Once again, it was the speed and skill of the Stars that proved to be the difference in the end. Radek Faksa scored with less than five minutes remaining in the third period, breaking the deadlock and giving Dallas a 2-1 victory and 1-0 series lead over their Central Division foes on Friday.

As he entered the zone on the rush, Faksa dished off to a flying Ales Hemsky, who was denied by Brian Elliott in alone.

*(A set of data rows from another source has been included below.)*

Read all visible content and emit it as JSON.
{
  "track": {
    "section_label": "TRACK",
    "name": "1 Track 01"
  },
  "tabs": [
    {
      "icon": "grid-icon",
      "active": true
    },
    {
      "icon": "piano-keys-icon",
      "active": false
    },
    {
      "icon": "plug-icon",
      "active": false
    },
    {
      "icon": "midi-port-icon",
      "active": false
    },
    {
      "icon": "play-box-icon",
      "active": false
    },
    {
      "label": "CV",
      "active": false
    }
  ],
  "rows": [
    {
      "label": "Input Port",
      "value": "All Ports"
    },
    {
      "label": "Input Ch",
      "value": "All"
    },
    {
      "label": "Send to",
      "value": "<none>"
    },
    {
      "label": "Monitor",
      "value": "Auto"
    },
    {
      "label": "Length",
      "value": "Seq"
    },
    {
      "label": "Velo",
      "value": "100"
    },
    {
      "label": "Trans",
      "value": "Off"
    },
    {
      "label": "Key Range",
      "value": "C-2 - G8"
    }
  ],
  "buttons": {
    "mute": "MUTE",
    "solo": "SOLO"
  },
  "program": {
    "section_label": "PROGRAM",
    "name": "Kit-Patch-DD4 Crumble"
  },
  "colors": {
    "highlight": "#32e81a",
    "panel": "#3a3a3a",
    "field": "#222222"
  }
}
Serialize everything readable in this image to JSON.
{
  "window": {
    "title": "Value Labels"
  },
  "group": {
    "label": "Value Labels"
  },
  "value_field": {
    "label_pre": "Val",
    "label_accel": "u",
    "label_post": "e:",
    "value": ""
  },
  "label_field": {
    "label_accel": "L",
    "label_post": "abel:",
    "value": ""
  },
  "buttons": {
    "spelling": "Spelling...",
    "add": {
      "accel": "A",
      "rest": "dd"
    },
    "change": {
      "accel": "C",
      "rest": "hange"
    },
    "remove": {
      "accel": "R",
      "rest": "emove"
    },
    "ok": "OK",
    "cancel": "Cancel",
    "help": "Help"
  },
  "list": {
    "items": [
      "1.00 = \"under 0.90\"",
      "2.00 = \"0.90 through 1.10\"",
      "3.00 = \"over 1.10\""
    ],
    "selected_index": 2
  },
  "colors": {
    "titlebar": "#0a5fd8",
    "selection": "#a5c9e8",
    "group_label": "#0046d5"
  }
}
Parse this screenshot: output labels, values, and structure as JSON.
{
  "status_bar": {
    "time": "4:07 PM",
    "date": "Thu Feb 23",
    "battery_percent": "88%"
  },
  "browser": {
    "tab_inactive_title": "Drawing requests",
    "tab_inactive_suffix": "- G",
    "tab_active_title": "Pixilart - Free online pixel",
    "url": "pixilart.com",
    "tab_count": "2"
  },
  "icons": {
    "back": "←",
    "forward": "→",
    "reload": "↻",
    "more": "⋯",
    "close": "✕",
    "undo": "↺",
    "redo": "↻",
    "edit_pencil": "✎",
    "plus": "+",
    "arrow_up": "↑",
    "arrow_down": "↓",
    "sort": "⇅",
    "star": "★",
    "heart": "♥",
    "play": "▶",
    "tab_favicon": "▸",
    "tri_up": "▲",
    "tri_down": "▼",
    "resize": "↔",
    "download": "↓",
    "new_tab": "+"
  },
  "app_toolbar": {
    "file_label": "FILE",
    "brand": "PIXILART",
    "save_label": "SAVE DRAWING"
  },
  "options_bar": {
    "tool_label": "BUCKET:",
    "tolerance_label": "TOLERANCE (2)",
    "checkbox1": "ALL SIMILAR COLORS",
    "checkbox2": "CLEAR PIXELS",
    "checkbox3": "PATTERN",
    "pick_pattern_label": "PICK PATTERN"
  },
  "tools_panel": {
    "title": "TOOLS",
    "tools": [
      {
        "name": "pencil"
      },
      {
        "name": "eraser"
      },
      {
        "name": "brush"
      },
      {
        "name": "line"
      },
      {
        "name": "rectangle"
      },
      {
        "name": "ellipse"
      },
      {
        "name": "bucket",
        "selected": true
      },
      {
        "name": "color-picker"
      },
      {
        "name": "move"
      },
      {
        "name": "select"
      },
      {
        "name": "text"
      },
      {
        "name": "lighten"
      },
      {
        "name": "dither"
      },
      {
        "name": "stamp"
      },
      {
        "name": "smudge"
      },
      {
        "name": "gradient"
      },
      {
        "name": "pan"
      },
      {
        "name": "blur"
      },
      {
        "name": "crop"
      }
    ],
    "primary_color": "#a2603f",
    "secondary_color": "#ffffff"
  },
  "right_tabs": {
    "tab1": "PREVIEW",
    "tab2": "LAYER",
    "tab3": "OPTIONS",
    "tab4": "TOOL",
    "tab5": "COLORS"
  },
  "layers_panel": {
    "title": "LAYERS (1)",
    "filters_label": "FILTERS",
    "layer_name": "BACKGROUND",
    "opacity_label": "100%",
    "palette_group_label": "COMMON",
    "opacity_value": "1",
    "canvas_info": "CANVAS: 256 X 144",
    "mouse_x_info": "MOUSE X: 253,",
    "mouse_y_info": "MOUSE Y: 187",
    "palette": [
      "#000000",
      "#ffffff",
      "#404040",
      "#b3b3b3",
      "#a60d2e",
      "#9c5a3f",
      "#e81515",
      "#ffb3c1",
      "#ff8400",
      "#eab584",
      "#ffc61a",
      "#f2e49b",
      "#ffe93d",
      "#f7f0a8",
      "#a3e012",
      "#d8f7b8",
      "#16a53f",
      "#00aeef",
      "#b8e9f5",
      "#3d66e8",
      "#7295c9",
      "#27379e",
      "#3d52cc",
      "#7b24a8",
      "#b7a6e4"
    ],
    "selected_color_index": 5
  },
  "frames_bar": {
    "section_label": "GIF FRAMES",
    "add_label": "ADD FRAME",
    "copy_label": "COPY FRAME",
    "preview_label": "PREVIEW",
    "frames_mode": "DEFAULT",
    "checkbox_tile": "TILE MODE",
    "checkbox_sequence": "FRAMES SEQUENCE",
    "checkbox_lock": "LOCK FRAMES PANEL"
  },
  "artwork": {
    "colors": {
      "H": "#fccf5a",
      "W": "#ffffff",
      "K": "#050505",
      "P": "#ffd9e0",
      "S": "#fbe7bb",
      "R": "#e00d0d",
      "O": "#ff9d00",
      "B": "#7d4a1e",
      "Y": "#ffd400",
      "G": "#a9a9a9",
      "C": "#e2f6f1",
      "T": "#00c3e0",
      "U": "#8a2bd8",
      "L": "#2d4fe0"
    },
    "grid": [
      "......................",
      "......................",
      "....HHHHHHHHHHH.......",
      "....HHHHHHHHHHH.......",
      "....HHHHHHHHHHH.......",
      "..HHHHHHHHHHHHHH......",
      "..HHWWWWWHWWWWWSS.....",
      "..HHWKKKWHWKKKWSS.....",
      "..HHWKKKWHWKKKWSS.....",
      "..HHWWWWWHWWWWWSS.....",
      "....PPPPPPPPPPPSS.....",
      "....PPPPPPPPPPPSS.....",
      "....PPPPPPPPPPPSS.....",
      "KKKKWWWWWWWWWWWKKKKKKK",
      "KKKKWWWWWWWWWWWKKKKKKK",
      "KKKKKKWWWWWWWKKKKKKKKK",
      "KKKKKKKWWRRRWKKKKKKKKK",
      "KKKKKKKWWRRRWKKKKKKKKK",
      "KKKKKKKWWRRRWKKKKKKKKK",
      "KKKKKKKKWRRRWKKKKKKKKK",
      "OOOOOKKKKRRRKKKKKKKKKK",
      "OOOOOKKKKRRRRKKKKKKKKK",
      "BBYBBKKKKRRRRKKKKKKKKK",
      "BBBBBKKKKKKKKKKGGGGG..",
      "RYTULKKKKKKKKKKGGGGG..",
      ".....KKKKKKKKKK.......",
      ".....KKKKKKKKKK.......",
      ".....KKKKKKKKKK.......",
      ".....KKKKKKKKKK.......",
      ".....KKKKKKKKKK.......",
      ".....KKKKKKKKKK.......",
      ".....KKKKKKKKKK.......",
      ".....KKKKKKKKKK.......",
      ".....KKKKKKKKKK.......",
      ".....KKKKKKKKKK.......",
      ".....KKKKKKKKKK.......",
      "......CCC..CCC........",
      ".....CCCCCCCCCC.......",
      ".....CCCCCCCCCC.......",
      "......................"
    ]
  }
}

But Faksa followed up, jamming in the rebound to give the Stars the lead, as both St. Louis defensemen Jay Bouwmeester and Alex Pietrangelo were caught by the speed of the Dallas forwards on the rush.

The Stars held on from there, as the Blues made a late push to tie the game.

Kari Lehtonen stopped 31 of 32 shots for Dallas, while Elliott was busy throughout the night, stopping 40 of 42 shots.

Elliott was furious after the Stars opened the scoring in the second period, as Antoine Roussel tallied on a rebound after yet another nice Dallas passing play in the offensive zone.

Stars forward Patrick Eaves left the game early in the third period and didn’t play another shift after being hit in the lower part of his leg with the puck from a point shot.